But it was more than a game just like 1969 was more than just a year. The summer of 69 brought us the moon landing and Woodstock; and some disciples of a fellow named Charles Manson went on a murdering spree. By that fall, war protests were occurring across college campuses with more regularity than Horn and Hog touchdowns combined. Only five days before the “Shoot Out,” the United States implemented its infamous draft lottery causing some youngsters to flee to Canada and Timbuktu and beyond.
One day before kick-off, an Army board conducted an inquiry concerning the murder of 109 South Vietnamese civilians, infamously known as the Mai Lai massacre. That night in Fayetteville, some good ole boys in a pick up shot a black Arkansas student in protest of his protest of the Arkansas band’s tradition of playing Dixie after a Razorback score. Fortunately, the bullet caused little damage and the victim eventually graduated from Arkansas law school and years later would interrogate another Arkansas graduate from that period by the name of Clinton concerning an incident known as Whitewater. Oh yeah, it was the last national championship decided with all white participants. Integration for both teams would leave the bench for the playing field the following year.
During the game, with Secret Service snipers overlooking Nixon’s shoulder, anti-war demonstrators, led by a returning veteran from Vietnam, staked out positions outside the stadium but in full view of the President’s 35 yard line seat. How ironic or perhaps tragically appropriate that one player had already lost a brother in Vietnam.

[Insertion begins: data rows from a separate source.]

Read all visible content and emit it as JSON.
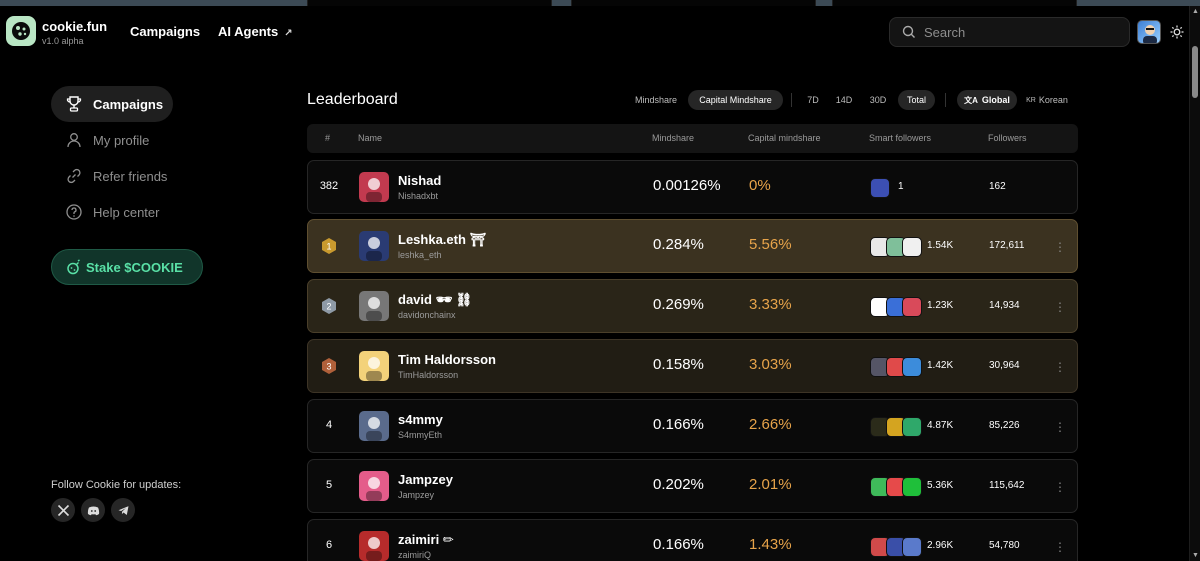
{
  "header": {
    "brand_name": "cookie.fun",
    "brand_version": "v1.0 alpha",
    "nav_campaigns": "Campaigns",
    "nav_ai_agents": "AI Agents",
    "search_placeholder": "Search"
  },
  "sidebar": {
    "items": [
      {
        "label": "Campaigns",
        "icon": "trophy-icon",
        "active": true
      },
      {
        "label": "My profile",
        "icon": "user-icon",
        "active": false
      },
      {
        "label": "Refer friends",
        "icon": "link-icon",
        "active": false
      },
      {
        "label": "Help center",
        "icon": "help-icon",
        "active": false
      }
    ],
    "stake_label": "Stake $COOKIE",
    "follow_label": "Follow Cookie for updates:",
    "socials": [
      "x-icon",
      "discord-icon",
      "telegram-icon"
    ]
  },
  "leaderboard": {
    "title": "Leaderboard",
    "metric_tabs": [
      "Mindshare",
      "Capital Mindshare"
    ],
    "active_metric": "Capital Mindshare",
    "time_tabs": [
      "7D",
      "14D",
      "30D",
      "Total"
    ],
    "active_time": "Total",
    "region_tabs": [
      "Global",
      "Korean"
    ],
    "active_region": "Global",
    "region_prefix_korean": "KR",
    "columns": [
      "#",
      "Name",
      "Mindshare",
      "Capital mindshare",
      "Smart followers",
      "Followers"
    ],
    "rows": [
      {
        "rank": "382",
        "name": "Nishad",
        "handle": "Nishadxbt",
        "mindshare": "0.00126%",
        "capital_mindshare": "0%",
        "smart_followers": "1",
        "followers": "162",
        "style": "plain",
        "medal": ""
      },
      {
        "rank": "1",
        "name": "Leshka.eth ⛩",
        "handle": "leshka_eth",
        "mindshare": "0.284%",
        "capital_mindshare": "5.56%",
        "smart_followers": "1.54K",
        "followers": "172,611",
        "style": "gold",
        "medal": "gold"
      },
      {
        "rank": "2",
        "name": "david 🕶 ⛓",
        "handle": "davidonchainx",
        "mindshare": "0.269%",
        "capital_mindshare": "3.33%",
        "smart_followers": "1.23K",
        "followers": "14,934",
        "style": "brown",
        "medal": "silver"
      },
      {
        "rank": "3",
        "name": "Tim Haldorsson",
        "handle": "TimHaldorsson",
        "mindshare": "0.158%",
        "capital_mindshare": "3.03%",
        "smart_followers": "1.42K",
        "followers": "30,964",
        "style": "bronze",
        "medal": "bronze"
      },
      {
        "rank": "4",
        "name": "s4mmy",
        "handle": "S4mmyEth",
        "mindshare": "0.166%",
        "capital_mindshare": "2.66%",
        "smart_followers": "4.87K",
        "followers": "85,226",
        "style": "plain",
        "medal": ""
      },
      {
        "rank": "5",
        "name": "Jampzey",
        "handle": "Jampzey",
        "mindshare": "0.202%",
        "capital_mindshare": "2.01%",
        "smart_followers": "5.36K",
        "followers": "115,642",
        "style": "plain",
        "medal": ""
      },
      {
        "rank": "6",
        "name": "zaimiri ✏",
        "handle": "zaimiriQ",
        "mindshare": "0.166%",
        "capital_mindshare": "1.43%",
        "smart_followers": "2.96K",
        "followers": "54,780",
        "style": "plain",
        "medal": ""
      }
    ]
  },
  "colors": {
    "accent_orange": "#e8a44a",
    "stake_green": "#59e0a6",
    "gold_row": "#3b3220",
    "medal_gold": "#c99a2e",
    "medal_silver": "#8e9aa6",
    "medal_bronze": "#b0603a"
  }
}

It was a game for the ages played before a frenetic hog-calling crowd that not only included Nixon and his considerable entourage but also, Colonel Holmes, director of ROTC for the University of Arkansas, and former P. O. W. during World War II. Only months before, at the encouragement of Senator Fullbright, Colonel Holmes assisted that same lad named Clinton delay his draft notice—a decision the Colonel would later come to regret. But on this day, despite a philosophical bridge too wide to cross, the old soldier and future president would root for the Hogs, especially Holmes when his future son-in-law would score the game’s first touchdown.
And finally the game included a courageous performance by a Texas defensive back, as courageous as Colonel Holmes surviving the torture of the Bataan Death March when 18,000 fellow American soldiers did not. It was the most courageous performance ever on a football field. To repeat...ever.
This remarkable documentary provides a glimpse of one of the most fascinating yet tumultuous periods in America’s history. Interviews with TV icon Beano Cook, players, politicians, White House administrators, professor, protesters and coaches—yes, legendary Coach Darrell Royal appears and even fellow legend Arkansas’ Frank Broyles discusses the Shoot Out for the first time—will leave viewers simultaneously longing for the likes of 1969 yet leery of its return.